Every November 11th, I meet veterans who seem hard-pressed to place a series of qualifiers on their military service. “I was once in the military, but I only served for a couple years.” Or, “I was in the military, but I only served in the reserves, not on active duty.” Or, “Yes I served, but I never deployed.”
They all have one thing in common: a reticence to share their military story. They speak as if their story must be discounted in some way—or else, they might somehow steal valor away from the “real” veterans with long and distinguished careers. It shouldn’t be that way.
All veterans who served honorably answered their country’s call to serve. All veterans ought to be proud of their service. And indeed, all veterans have a story to tell.
Of course, those who went above and beyond for our country deserve special recognition. There are some veterans who served over 20 years on active duty, served multiple deployments to combat zones, or suffered life-altering injuries. Those veterans gave more than the rest of us, and they ought to be saluted by us all.
But for those who don’t have the same decorated record, you’re still a veteran and your story matters too.
Now more than ever, the next generation needs to hear from you. Sharing your story about how even a brief stint in the Armed Forces made a difference in your life can have a profound impact on potential recruits considering military service. The lessons that you learned and the patriotism that you displayed are exactly what America’s youth needs to hear.
The truth is that most young recruits in the military will have normal careers, but normal is still exceptional. Many will serve for just a single contract. Some reservists might not be called to active duty. And most won’t have some extraordinary story of bravery on the battlefield. And yet, such a record can still leave a profound impact on our military and the life of the recruit.
This is particularly true today as we are in a historic recruitment crisis. Every branch of the Armed Forces desperately needs more volunteers, regardless of how long those service members ultimately stay in the military. In fact, military recruitment is at its lowest point since the advent of the All-Volunteer Force 50 years ago.

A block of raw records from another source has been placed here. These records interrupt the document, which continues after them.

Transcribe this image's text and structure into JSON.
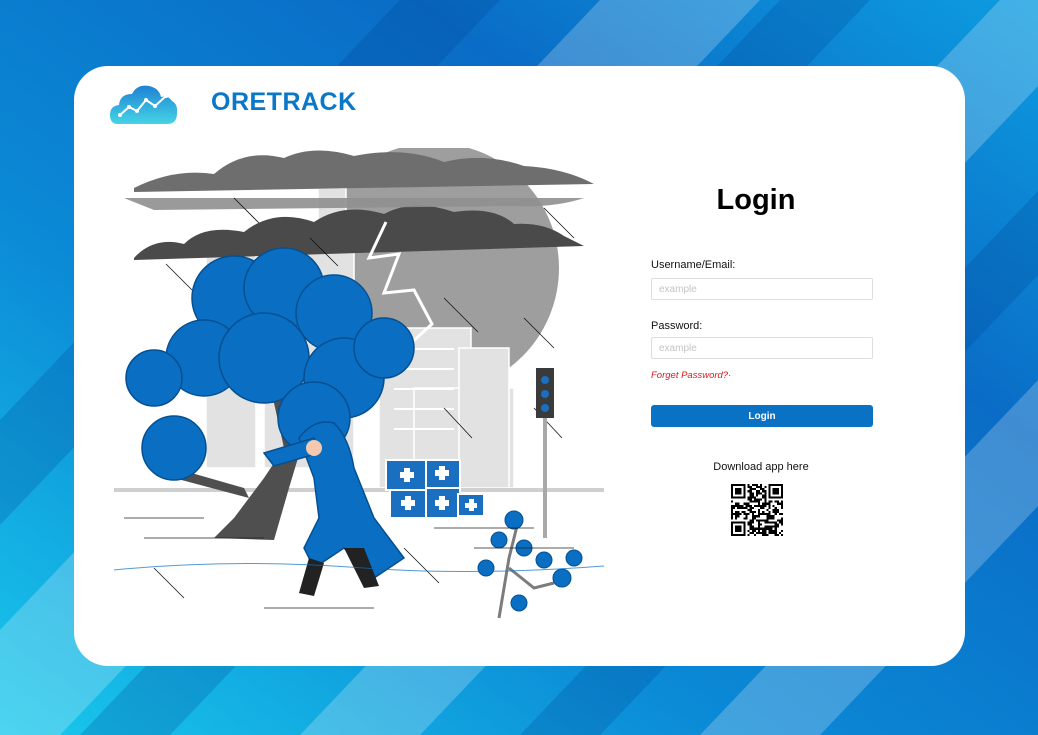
{
  "brand": {
    "name": "ORETRACK",
    "logo_icon": "cloud-chart-icon",
    "color": "#0a78c8"
  },
  "illustration": {
    "icon": "storm-city-illustration",
    "accent_color": "#0a6fc2"
  },
  "login": {
    "title": "Login",
    "username_label": "Username/Email:",
    "username_placeholder": "example",
    "username_value": "",
    "password_label": "Password:",
    "password_placeholder": "example",
    "password_value": "",
    "forgot_label": "Forget Password?·",
    "forgot_color": "#d81b1b",
    "submit_label": "Login",
    "submit_color": "#0a72c4"
  },
  "download": {
    "label": "Download app here",
    "qr_icon": "qr-code-icon"
  },
  "colors": {
    "background": "#0a74c8",
    "card": "#ffffff"
  }
}
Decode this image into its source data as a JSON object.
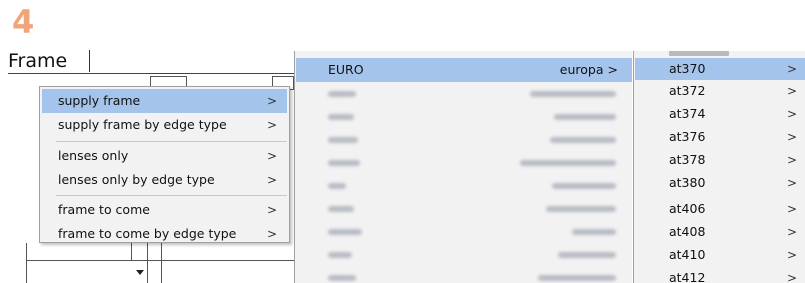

If veterans disqualify themselves and hold back their story, the crisis only worsens. Data shows that young recruits join the military mainly due to personal interaction with veterans. Nearly 80% of those recently recruited into the military have a relative who also served. Hearing stories from family members and close friends who served inspires recruits who might not otherwise consider enlisting.
That’s why it’s even more important that all veterans, regardless of their time in service, proudly share their experiences. As entertaining as they may be, the best “Be All You Can Be” Army ads will never wield as much influence as a veteran’s personal story.
These stories can reassure young people that enlistment doesn’t mean they are “signing their life away.” A conversation with a veteran who had a brief but meaningful experience in the military will show that any contribution in uniform can make a difference. And these stories can convey to young people that the military indeed offers them something they are searching for – discipline, purpose, adventure, a calling, and self-improvement. They need to hear that all service contributes to a safe, strong, and free America.
Beyond the military’s recruiting crisis, the values and life lessons that veterans glean from military service, however short it may have been, are precisely what we need more of in our society. The national moment that we’re in today calls for every veteran’s story—including yours.